The Grandmother Medicine

I’ve attended a handful of ayahuasca ceremonies. By my second time I knew that no matter what my intentions were, the medicine takes on a personality of its own. It feeds you what you need to see. Unlike other psychedelics this experience feels like having a dialogue, a conversation. It’s not contemplative, it’s interacting with an outside power. People refer to it as remembering, like you’ve always known these things.

Illustration by Roz Crews

You drink the medicine, a really thick bitter drink almost like coffee grounds, and you sit there and wait to feel something. Usually there’s a little bit of a visual hallucination, but it’s really different for everyone. My second time, I started to see some things, these fractal geometric patterns that turned into a staircase, very implied and superimposed on the room we were in, and all of the sudden I saw an old woman holding something, going up the stairs.

I tried to follow her but then she always kind of rounded a corner and wouldn’t show me what she was holding. I wanted to see it, but she wouldn’t let me. She was beckoning me in still. I had a series of reflections about my life and love and a wave of feelings. And then I ended up in this room with a guy I used to see playing with two little kids. One was a four-year-old girl, and I was there too, playing with them. We were painting the guy’s toenails together. I couldn’t tell if they were my kids or his or ours, but we were all together. And then I slowly moved away from that and it was back to this older woman, a grandmother, still holding this bundle, that I still couldn’t see but decided it was a child.

Next thing I know I feel the purging come on, and I’m on my hands and knees vomiting my brains out and that’s when my physical body fractaled out to be all these different creatures giving birth. I realized the grandmother was holding a dead child and that the whole lesson was that I will be a mother one day, and in order to have a child and fully be able to own giving birth and making life is to be totally okay with losing it.

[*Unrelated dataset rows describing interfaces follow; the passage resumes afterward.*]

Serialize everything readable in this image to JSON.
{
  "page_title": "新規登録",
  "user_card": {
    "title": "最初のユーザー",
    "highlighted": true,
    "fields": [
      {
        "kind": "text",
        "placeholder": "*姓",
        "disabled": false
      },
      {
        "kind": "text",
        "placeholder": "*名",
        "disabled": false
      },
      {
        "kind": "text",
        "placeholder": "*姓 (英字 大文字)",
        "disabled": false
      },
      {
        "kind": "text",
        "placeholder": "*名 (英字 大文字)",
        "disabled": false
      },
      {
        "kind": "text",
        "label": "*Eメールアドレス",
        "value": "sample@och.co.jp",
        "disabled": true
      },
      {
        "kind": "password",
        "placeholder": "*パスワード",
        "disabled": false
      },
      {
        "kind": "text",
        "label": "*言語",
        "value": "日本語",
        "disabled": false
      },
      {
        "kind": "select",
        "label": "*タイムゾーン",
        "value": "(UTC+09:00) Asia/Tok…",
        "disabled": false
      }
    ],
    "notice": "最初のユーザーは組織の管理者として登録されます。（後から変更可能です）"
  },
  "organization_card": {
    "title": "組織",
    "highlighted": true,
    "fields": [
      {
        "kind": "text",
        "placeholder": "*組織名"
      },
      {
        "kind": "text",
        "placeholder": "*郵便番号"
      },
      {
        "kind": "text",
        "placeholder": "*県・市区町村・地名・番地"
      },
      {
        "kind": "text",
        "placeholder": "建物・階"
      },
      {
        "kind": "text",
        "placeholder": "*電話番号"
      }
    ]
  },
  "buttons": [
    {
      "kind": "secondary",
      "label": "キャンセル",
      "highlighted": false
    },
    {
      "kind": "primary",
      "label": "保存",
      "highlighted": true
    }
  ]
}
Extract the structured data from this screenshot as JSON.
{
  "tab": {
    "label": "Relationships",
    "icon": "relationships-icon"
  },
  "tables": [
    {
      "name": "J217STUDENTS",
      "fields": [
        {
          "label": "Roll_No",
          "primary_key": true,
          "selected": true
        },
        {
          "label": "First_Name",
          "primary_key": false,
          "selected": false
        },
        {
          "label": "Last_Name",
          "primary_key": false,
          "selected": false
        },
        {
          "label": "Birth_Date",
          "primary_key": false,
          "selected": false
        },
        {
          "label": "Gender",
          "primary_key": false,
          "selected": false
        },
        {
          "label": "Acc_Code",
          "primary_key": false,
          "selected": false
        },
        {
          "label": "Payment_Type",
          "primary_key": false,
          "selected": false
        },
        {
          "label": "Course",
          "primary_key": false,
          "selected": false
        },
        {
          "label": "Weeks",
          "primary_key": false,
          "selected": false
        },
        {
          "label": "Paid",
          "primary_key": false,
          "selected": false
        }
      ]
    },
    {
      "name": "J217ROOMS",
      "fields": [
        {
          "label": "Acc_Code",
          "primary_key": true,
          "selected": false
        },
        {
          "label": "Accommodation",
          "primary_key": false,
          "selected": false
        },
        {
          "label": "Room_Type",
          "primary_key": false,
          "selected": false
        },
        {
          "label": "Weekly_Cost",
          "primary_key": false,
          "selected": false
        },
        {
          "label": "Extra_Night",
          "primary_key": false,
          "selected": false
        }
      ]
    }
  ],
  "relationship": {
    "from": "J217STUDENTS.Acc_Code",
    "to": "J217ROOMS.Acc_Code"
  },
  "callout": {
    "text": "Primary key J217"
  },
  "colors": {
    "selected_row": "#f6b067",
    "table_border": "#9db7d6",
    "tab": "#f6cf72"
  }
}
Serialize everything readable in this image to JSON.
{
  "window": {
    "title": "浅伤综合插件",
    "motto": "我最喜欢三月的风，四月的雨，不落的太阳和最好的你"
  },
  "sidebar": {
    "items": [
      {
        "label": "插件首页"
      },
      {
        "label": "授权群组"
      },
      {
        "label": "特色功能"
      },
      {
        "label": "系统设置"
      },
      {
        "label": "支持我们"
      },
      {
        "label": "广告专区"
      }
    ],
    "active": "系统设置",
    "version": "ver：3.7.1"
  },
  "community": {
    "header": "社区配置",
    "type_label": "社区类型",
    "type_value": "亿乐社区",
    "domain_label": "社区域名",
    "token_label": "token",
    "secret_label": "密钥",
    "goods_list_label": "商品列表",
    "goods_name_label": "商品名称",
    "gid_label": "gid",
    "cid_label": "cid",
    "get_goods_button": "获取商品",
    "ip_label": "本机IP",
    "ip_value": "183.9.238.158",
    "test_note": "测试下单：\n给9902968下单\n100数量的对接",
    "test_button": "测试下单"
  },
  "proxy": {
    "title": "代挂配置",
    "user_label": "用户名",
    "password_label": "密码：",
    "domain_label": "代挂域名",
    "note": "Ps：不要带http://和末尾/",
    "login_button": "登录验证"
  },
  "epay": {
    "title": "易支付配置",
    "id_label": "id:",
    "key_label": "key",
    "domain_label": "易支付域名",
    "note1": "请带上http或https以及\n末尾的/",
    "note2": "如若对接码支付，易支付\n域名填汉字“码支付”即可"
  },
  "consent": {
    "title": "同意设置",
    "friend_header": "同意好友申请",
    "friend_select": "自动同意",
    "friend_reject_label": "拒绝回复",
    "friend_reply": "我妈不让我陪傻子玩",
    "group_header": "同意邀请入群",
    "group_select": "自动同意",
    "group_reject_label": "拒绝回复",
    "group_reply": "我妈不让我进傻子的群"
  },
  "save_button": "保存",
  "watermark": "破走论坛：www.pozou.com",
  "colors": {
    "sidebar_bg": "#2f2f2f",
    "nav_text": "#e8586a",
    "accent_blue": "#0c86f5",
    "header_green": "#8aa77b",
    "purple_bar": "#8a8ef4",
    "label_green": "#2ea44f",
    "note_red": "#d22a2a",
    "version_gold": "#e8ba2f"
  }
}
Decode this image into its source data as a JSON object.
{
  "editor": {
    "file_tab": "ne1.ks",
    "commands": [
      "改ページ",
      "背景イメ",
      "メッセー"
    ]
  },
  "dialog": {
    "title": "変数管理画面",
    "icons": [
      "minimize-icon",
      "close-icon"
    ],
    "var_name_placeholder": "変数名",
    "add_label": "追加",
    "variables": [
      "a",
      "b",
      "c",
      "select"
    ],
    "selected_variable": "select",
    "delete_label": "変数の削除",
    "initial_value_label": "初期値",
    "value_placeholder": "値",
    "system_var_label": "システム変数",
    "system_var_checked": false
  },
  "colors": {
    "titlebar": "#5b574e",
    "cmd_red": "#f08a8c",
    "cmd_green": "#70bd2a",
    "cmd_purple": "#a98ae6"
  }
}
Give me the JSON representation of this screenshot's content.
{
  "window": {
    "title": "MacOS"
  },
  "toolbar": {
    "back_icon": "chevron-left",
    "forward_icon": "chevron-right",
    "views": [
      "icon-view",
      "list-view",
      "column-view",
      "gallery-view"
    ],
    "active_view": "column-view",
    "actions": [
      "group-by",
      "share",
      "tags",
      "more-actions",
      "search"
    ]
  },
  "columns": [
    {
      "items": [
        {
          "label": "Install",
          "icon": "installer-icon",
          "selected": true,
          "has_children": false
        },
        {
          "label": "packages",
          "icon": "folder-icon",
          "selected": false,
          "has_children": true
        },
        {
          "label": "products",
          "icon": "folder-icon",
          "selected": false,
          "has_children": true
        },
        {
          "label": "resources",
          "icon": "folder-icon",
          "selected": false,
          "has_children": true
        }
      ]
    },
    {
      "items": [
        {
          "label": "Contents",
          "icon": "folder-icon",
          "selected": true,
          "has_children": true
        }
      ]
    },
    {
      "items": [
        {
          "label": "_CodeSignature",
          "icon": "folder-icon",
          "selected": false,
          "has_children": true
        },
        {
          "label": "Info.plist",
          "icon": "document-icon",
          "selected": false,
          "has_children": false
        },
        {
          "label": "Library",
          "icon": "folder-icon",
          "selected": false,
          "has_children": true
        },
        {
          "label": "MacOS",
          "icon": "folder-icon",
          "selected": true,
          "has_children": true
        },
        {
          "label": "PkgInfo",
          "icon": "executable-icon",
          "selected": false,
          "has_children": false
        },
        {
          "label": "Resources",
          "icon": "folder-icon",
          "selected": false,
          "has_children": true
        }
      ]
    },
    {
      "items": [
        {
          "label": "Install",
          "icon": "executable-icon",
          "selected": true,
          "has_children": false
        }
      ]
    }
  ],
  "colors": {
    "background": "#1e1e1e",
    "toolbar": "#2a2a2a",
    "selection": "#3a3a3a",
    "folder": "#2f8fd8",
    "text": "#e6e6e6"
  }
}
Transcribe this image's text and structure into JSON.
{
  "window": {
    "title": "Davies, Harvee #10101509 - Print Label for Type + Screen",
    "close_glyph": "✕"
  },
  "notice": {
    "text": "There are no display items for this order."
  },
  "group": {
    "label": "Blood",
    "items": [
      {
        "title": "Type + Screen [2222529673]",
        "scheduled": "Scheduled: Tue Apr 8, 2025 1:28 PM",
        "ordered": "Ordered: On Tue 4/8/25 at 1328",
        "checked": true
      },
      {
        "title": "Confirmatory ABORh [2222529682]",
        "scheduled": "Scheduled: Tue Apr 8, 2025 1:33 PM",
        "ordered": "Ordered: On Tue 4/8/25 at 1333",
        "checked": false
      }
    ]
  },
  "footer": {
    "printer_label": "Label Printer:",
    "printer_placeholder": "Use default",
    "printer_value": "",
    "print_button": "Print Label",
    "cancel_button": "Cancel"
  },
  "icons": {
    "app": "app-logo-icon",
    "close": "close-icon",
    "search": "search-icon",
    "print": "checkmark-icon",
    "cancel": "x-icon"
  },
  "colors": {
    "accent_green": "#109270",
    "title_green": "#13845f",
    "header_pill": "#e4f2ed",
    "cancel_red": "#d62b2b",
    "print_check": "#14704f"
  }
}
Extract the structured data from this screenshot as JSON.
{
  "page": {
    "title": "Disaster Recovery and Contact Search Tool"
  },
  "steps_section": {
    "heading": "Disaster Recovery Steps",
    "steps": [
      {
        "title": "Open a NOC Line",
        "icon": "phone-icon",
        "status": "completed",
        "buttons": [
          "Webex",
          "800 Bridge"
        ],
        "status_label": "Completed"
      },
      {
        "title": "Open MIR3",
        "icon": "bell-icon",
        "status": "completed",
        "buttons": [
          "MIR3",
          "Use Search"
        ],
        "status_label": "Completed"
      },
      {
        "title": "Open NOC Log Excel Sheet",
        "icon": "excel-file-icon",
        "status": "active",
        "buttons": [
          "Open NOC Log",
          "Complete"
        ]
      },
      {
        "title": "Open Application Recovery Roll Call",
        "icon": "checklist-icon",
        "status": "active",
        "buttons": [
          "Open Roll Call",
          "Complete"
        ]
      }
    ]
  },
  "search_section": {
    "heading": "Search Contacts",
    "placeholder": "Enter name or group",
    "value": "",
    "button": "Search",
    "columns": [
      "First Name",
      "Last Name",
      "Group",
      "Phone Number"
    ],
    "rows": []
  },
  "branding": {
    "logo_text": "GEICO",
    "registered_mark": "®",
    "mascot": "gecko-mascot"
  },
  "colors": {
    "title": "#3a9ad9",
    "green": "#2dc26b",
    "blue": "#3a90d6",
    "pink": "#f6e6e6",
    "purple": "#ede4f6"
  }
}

There was a lizard, a cat, and myself, and glimpses of everything in between connected on this evolutionary chain. All of these animals gave stillbirths. The lizard had partially collapsed eggs, the cat had these bald lifeless kittens, almost warm but still cold, and I was eating the kittens. I was going through all the emotions of all of these animals. And then I was this hipster Park Slope mom, and I was feeling overcome with grief but also thinking “Oh my god. What am I going to tell my friends? There’s a baby shower planned, I took time off of work…” and then the lizard was just gyrating, vibrating. I only experienced it to the depth of each creature.

As the cat, I was hungry so I ate the kittens, but I was aware they were my failed offspring, but the emotions were definitely not as complex as the human emotions of losing something you were expecting. The lizard was more energetic like a buzzing, like something was broken, but accepting that it was broken.

They call ayahuasca the grandmother medicine. Peyote is the grandfather medicine. Peyote is very masculine, and ayahuasca is very motherly. I think it could possibly propel a man to have this experience. I think at a certain point the medicine goes beyond gender. They say the phases are like responsibility for yourself, your family, then your friends, and your world, and your ancestors, and it just keeps going. It’s about how much empathy can you have towards other things. Men and women are pretty similar on a molecular level in the grand scheme of things. A lot of the differences are learned social constructs which are very very new compared to the concept of life in general, so I think if you get deep enough, a man could have any experience.

Without having this experience, I wouldn’t think gender is as transcendent as it could be. The experience with this medicine makes me realize men and women really aren’t that different. I think a lot of the things that make us different are social constructs but my feelings are somewhat contradictory about it - because I feel strongly heterosexual myself, and so it’s not like I feel sexually ambiguous, but I don’t know how much of that is learned - it’s hard to tell. Even answering this question I come from a biased place, because I am conditioned in this gender. On an evolutionary scale though, we used to be just these cells that divide in half, fertilize themselves, etc., but down the line it became way more specialized. 

Submitted by Anonymous, Edited by Arianne Keegan